Over half a million people suffer from stress at work and 12.5 million lost working days a year as a result. This stress won’t just stay in the workplace but will also affect home life and relationships too.

We all experience stress at various moments in our life and some levels of stress can be helpful and move us forward. What if it becomes more habitual and starts affecting your quality of life?

The next time you feel stressed out take these steps to help you understand what is going on for you

  1. Take a step back and look at what happened.

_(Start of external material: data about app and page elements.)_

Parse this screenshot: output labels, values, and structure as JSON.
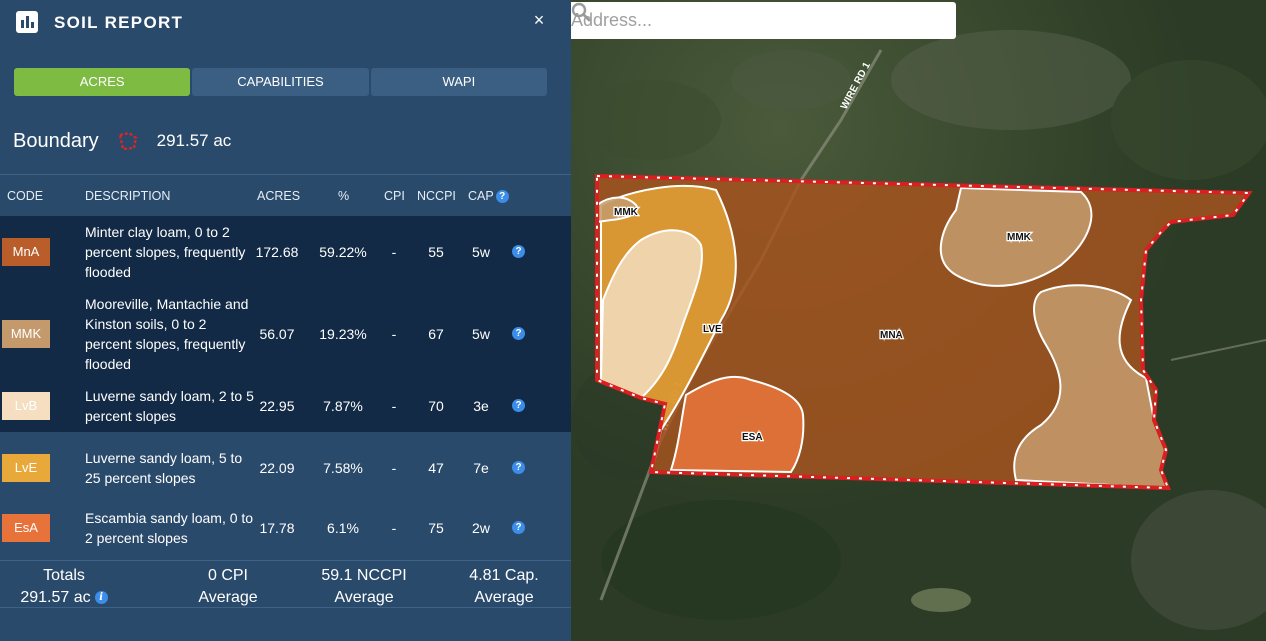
{
  "panel": {
    "title": "SOIL REPORT",
    "close_label": "×",
    "tabs": [
      {
        "label": "ACRES",
        "active": true
      },
      {
        "label": "CAPABILITIES",
        "active": false
      },
      {
        "label": "WAPI",
        "active": false
      }
    ],
    "boundary": {
      "label": "Boundary",
      "value": "291.57 ac"
    }
  },
  "table": {
    "headers": {
      "code": "CODE",
      "description": "DESCRIPTION",
      "acres": "ACRES",
      "percent": "%",
      "cpi": "CPI",
      "nccpi": "NCCPI",
      "cap": "CAP"
    },
    "rows": [
      {
        "code": "MnA",
        "color": "#b95d2b",
        "description": "Minter clay loam, 0 to 2 percent slopes, frequently flooded",
        "acres": "172.68",
        "percent": "59.22%",
        "cpi": "-",
        "nccpi": "55",
        "cap": "5w"
      },
      {
        "code": "MMK",
        "color": "#c49a6c",
        "description": "Mooreville, Mantachie and Kinston soils, 0 to 2 percent slopes, frequently flooded",
        "acres": "56.07",
        "percent": "19.23%",
        "cpi": "-",
        "nccpi": "67",
        "cap": "5w"
      },
      {
        "code": "LvB",
        "color": "#f5dfc0",
        "description": "Luverne sandy loam, 2 to 5 percent slopes",
        "acres": "22.95",
        "percent": "7.87%",
        "cpi": "-",
        "nccpi": "70",
        "cap": "3e"
      },
      {
        "code": "LvE",
        "color": "#e9a93a",
        "description": "Luverne sandy loam, 5 to 25 percent slopes",
        "acres": "22.09",
        "percent": "7.58%",
        "cpi": "-",
        "nccpi": "47",
        "cap": "7e"
      },
      {
        "code": "EsA",
        "color": "#e8733a",
        "description": "Escambia sandy loam, 0 to 2 percent slopes",
        "acres": "17.78",
        "percent": "6.1%",
        "cpi": "-",
        "nccpi": "75",
        "cap": "2w"
      }
    ]
  },
  "footer": {
    "totals_label": "Totals",
    "totals_value": "291.57 ac",
    "cpi_value": "0 CPI",
    "cpi_label": "Average",
    "nccpi_value": "59.1 NCCPI",
    "nccpi_label": "Average",
    "cap_value": "4.81 Cap.",
    "cap_label": "Average"
  },
  "map": {
    "search_placeholder": "Address...",
    "labels": [
      "MMK",
      "MMK",
      "LVE",
      "MNA",
      "ESA"
    ],
    "road_label": "WIRE RD 1",
    "boundary_color": "#d91f1f"
  }
}
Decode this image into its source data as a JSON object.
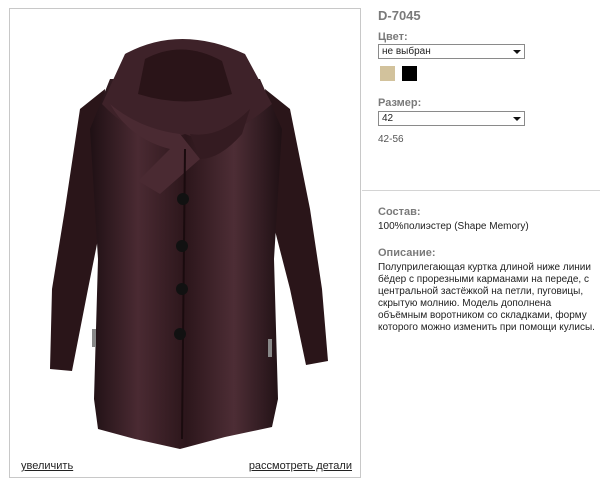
{
  "product": {
    "article": "D-7045",
    "color_label": "Цвет:",
    "color_select": "не выбран",
    "colors": [
      {
        "name": "beige",
        "hex": "#d2c29c"
      },
      {
        "name": "black",
        "hex": "#000000"
      }
    ],
    "size_label": "Размер:",
    "size_select": "42",
    "size_range": "42-56",
    "composition_label": "Состав:",
    "composition": "100%полиэстер (Shape Memory)",
    "description_label": "Описание:",
    "description": "Полуприлегающая куртка длиной ниже линии бёдер с прорезными карманами на переде, с центральной застёжкой на петли, пуговицы, скрытую молнию. Модель дополнена объёмным воротником со складками, форму которого можно изменить при помощи кулисы."
  },
  "photo": {
    "zoom_link": "увеличить",
    "details_link": "рассмотреть детали",
    "jacket_color": "#3a2026",
    "jacket_shade": "#1f1014",
    "jacket_highlight": "#6a4650"
  }
}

When something stressful has happened and some time after you still feel worked up, take a step back, and look at what happened. I don’t mean to look at the situation that caused you stress but at what happened for you? How did you respond? Did your heart start beating faster, did you notice your shoulders getting tight. Maybe you felt threatened or scared. Your head may have gone blank, you were not able to think anymore. Or your mind started racing and many thoughts came up and you are still over-thinking.

Look at your response to the situation on all levels; physically, emotionally and mentally.

Remember that stress happens IN YOU.

 

  1. Take time to Reflect

What does it mean when you say I am stressed? What does it mean when you say it is too much? What is too much? Notice when you say to yourself that you are stressed. What is happening for you in those moments physically, emotionally and mentally?

Is your reaction to the situation a habitual reaction?  Are there common patterns that you notice?

Taking time to reflect gives you more space. When you feel more space, you can breathe more easily and relax a little more and you may notice the tension in your body lessening. This helps you to become more grounded and calmer inside and more able to respond appropriately.

 

  1. Restore your energy

How do you look after yourself and restore your energy? Eating and sleeping well, taking time out to relax in nature or with others, exercise, a hobby, having a purpose and a sense of belonging all can help to ground you and make you feel stronger. When you feel grounded, stress has less of a hold on you. You can more easily take a step back and notice what is happening, rather than react habitually.

The first two steps help you to get to know your responses better and gives you breathing space. With regular practice, over time you will be able to notice your reactions whilst you are in a stressful situation without having to react. Step three helps you to resource yourself well to stay grounded and helps build emotional resilience.

If stress is overwhelming you, or there are situations in your life that are difficult to cope with on your own, let me know. I offer a free 20 minute phone consultation for you to see if I can help you.